9835466_s computerThe Department of Homeland Security just awarded contracts to 17 vendors for tools and services to continuously monitor federal systems and networks for cyber risks.

Most large civilian agencies have agreed to use the $6 billion contract, which will provide diagnostic tools for agencies to quickly identify and fix the most serious cyber risks in their networks. The year-long contract has four option years, and DHS has committed $185 million this fiscal year to launch the first of three phases under the Continuous Diagnostic and Mitigation Program.

According to Federal Times the General Services Administration awarded the blanket purchase agreement on behalf of DHS, and GSA will charge agencies a 2 percent fee for the use the contract.

The Defense Department and GSA have not signed agreements to use the contract, but GSA is expected to come on board in the near future, John Streufert, who leads the DHS program, said Tuesday following a panel at the SANS Critical Security Controls Summit in Washington.

DHS expects the monitoring tools will eventually conduct 60 billion to 80 billion security checks at least every three days across government networks. Summaries of that data will be reported to a DHS system called CyberScope and used to identify and address the government’s most severe security problems.

At the agency level, managers will be aware of all hardware and software that has access to their networks and ensure they meet security standards. The tools will continuously scan their networks and verify whether agency technology is properly configured.

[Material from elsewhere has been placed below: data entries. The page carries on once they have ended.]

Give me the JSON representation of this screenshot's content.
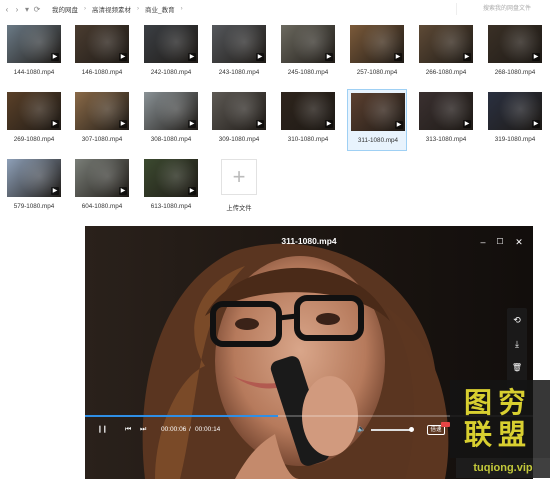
{
  "topbar": {
    "back_glyph": "‹",
    "forward_glyph": "›",
    "dropdown_glyph": "▾",
    "refresh_glyph": "⟳",
    "breadcrumbs": [
      "我的网盘",
      "高清视频素材",
      "商业_教育"
    ],
    "separator": "›",
    "search_placeholder": "搜索我的网盘文件"
  },
  "files": [
    {
      "name": "144-1080.mp4",
      "tone": "#6b7a86"
    },
    {
      "name": "146-1080.mp4",
      "tone": "#4a3c30"
    },
    {
      "name": "242-1080.mp4",
      "tone": "#3b3f44"
    },
    {
      "name": "243-1080.mp4",
      "tone": "#55585c"
    },
    {
      "name": "245-1080.mp4",
      "tone": "#6c6a60"
    },
    {
      "name": "257-1080.mp4",
      "tone": "#7b5a3a"
    },
    {
      "name": "266-1080.mp4",
      "tone": "#5e4a36"
    },
    {
      "name": "268-1080.mp4",
      "tone": "#3a3026"
    },
    {
      "name": "269-1080.mp4",
      "tone": "#5a4028"
    },
    {
      "name": "307-1080.mp4",
      "tone": "#8a6a48"
    },
    {
      "name": "308-1080.mp4",
      "tone": "#8a9296"
    },
    {
      "name": "309-1080.mp4",
      "tone": "#5e5a55"
    },
    {
      "name": "310-1080.mp4",
      "tone": "#2e241c"
    },
    {
      "name": "311-1080.mp4",
      "tone": "#5c4030",
      "selected": true
    },
    {
      "name": "313-1080.mp4",
      "tone": "#3a3030"
    },
    {
      "name": "319-1080.mp4",
      "tone": "#2a3040"
    },
    {
      "name": "579-1080.mp4",
      "tone": "#8ea0b8"
    },
    {
      "name": "604-1080.mp4",
      "tone": "#7a7e78"
    },
    {
      "name": "613-1080.mp4",
      "tone": "#3c4a30"
    }
  ],
  "upload": {
    "label": "上传文件",
    "glyph": "+"
  },
  "player": {
    "title": "311-1080.mp4",
    "minimize_glyph": "–",
    "maximize_glyph": "☐",
    "close_glyph": "✕",
    "share_glyph": "⟲",
    "download_glyph": "⤓",
    "delete_glyph": "🗑",
    "current_time": "00:00:06",
    "total_time": "00:00:14",
    "time_separator": "/",
    "progress": 0.43,
    "volume": 0.95,
    "pause_glyph": "❙❙",
    "prev_glyph": "⏮",
    "next_glyph": "⏭",
    "volume_glyph": "🔈",
    "speed_label": "倍速",
    "accent_color": "#2f8fe6"
  },
  "watermark": {
    "line1": "图穷",
    "line2": "联盟",
    "url": "tuqiong.vip"
  }
}
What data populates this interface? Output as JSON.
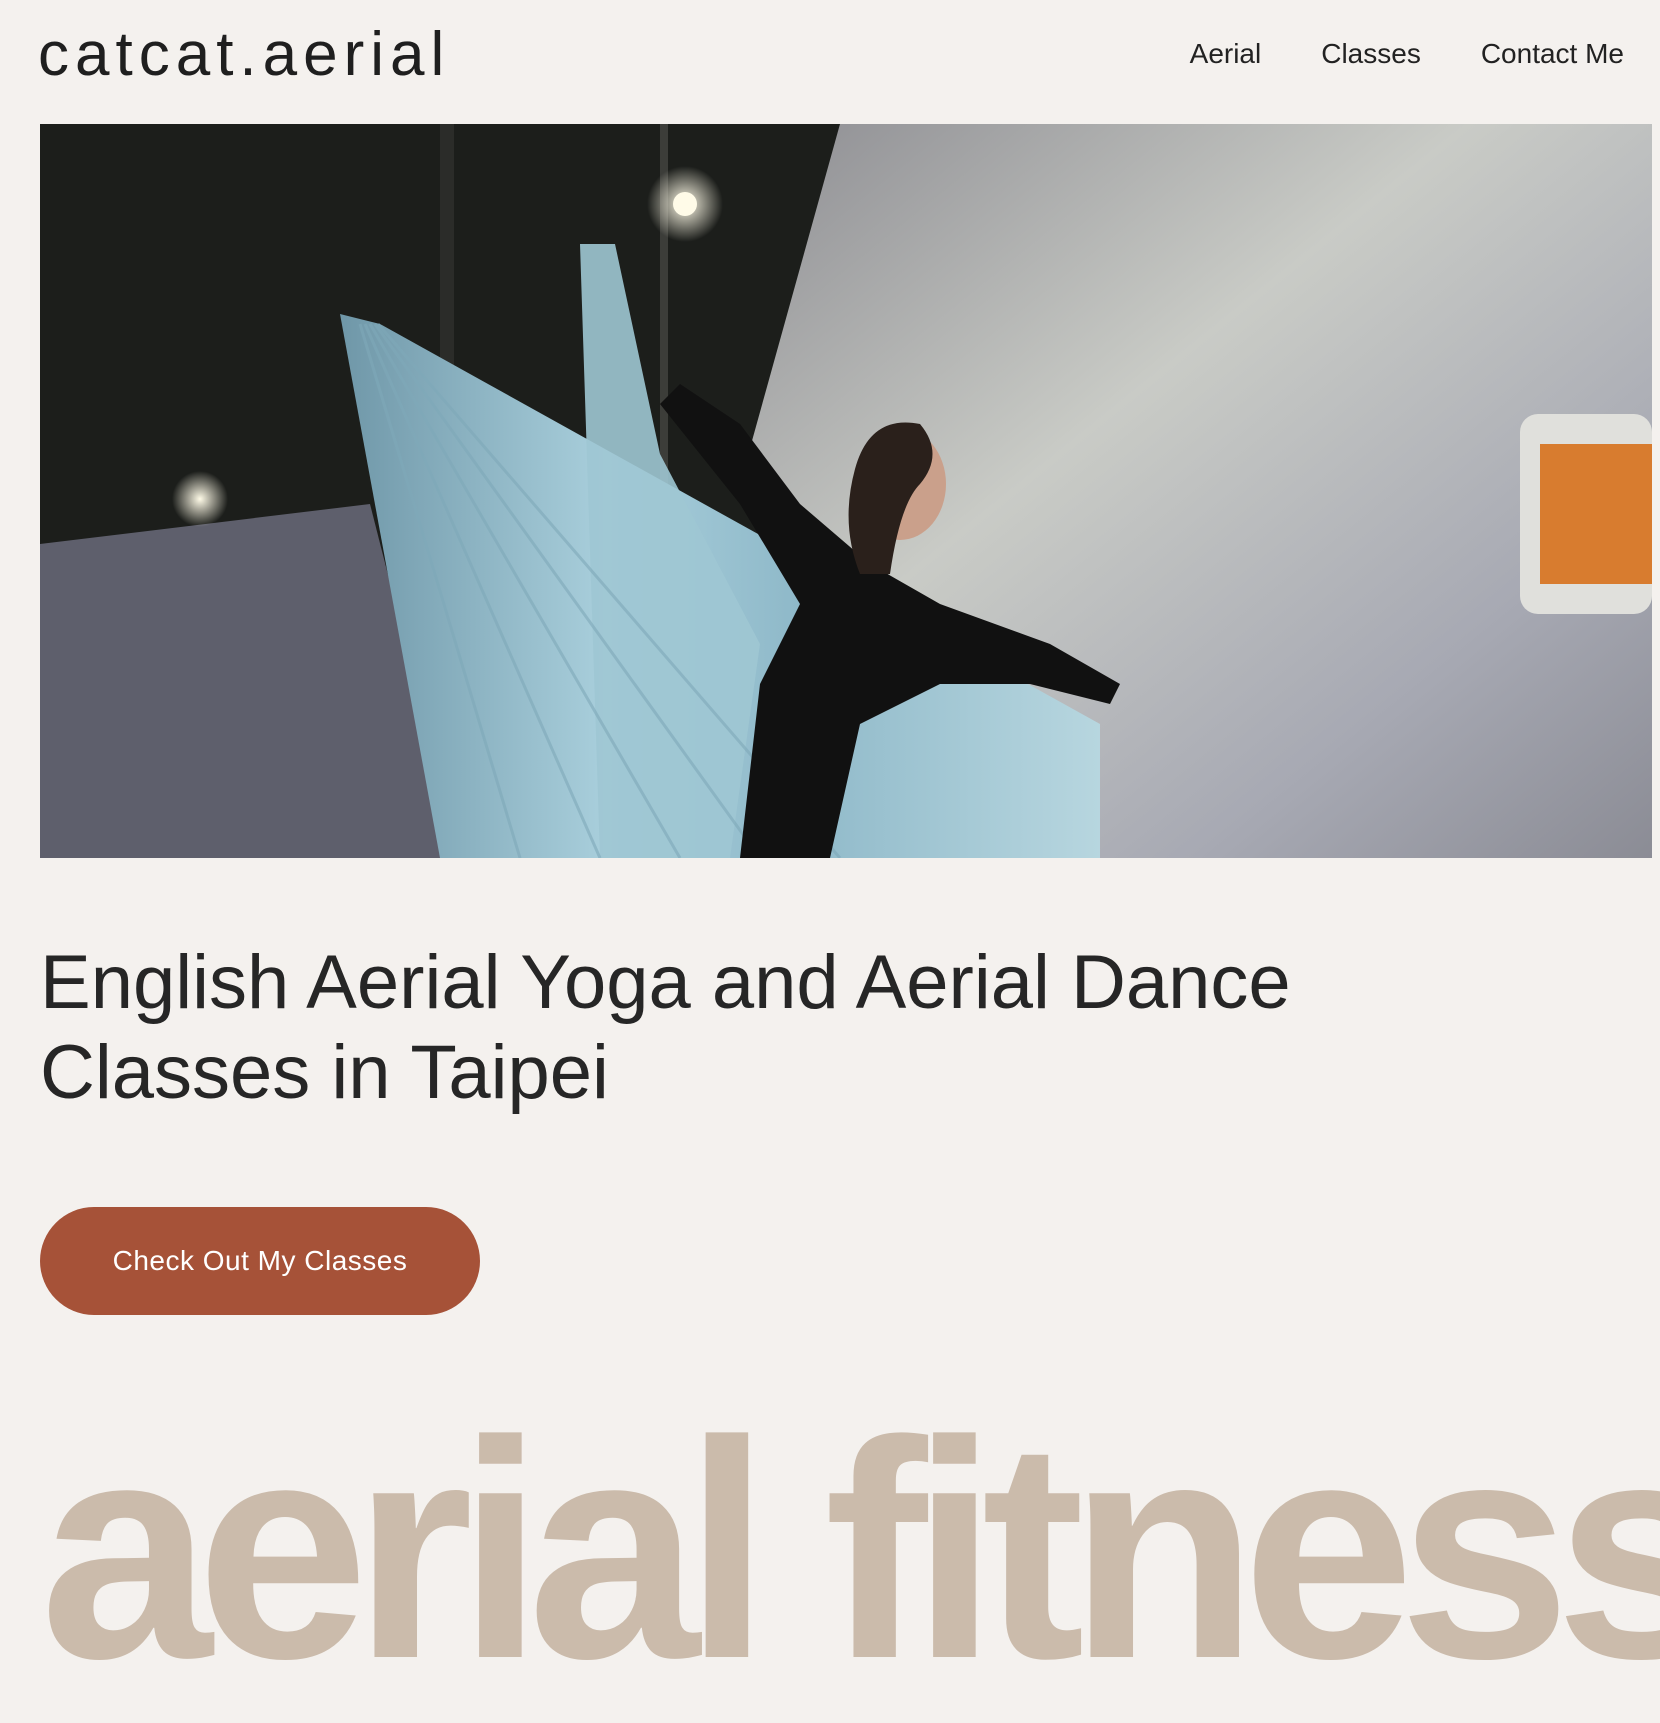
{
  "brand": {
    "logo_text": "catcat.aerial"
  },
  "nav": {
    "items": [
      {
        "label": "Aerial"
      },
      {
        "label": "Classes"
      },
      {
        "label": "Contact Me"
      }
    ]
  },
  "hero": {
    "image_subject": "aerial-silks-performer-photo"
  },
  "main": {
    "headline": "English Aerial Yoga and Aerial Dance Classes in Taipei",
    "cta_label": "Check Out My Classes",
    "display_text": "aerial fitness"
  },
  "colors": {
    "background": "#f4f1ee",
    "cta": "#a65238",
    "display_text": "#cbbbab",
    "text": "#262626"
  }
}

A separate contract will be awarded for a dashboard, which will provide agencies a more comprehensive view of their security risks.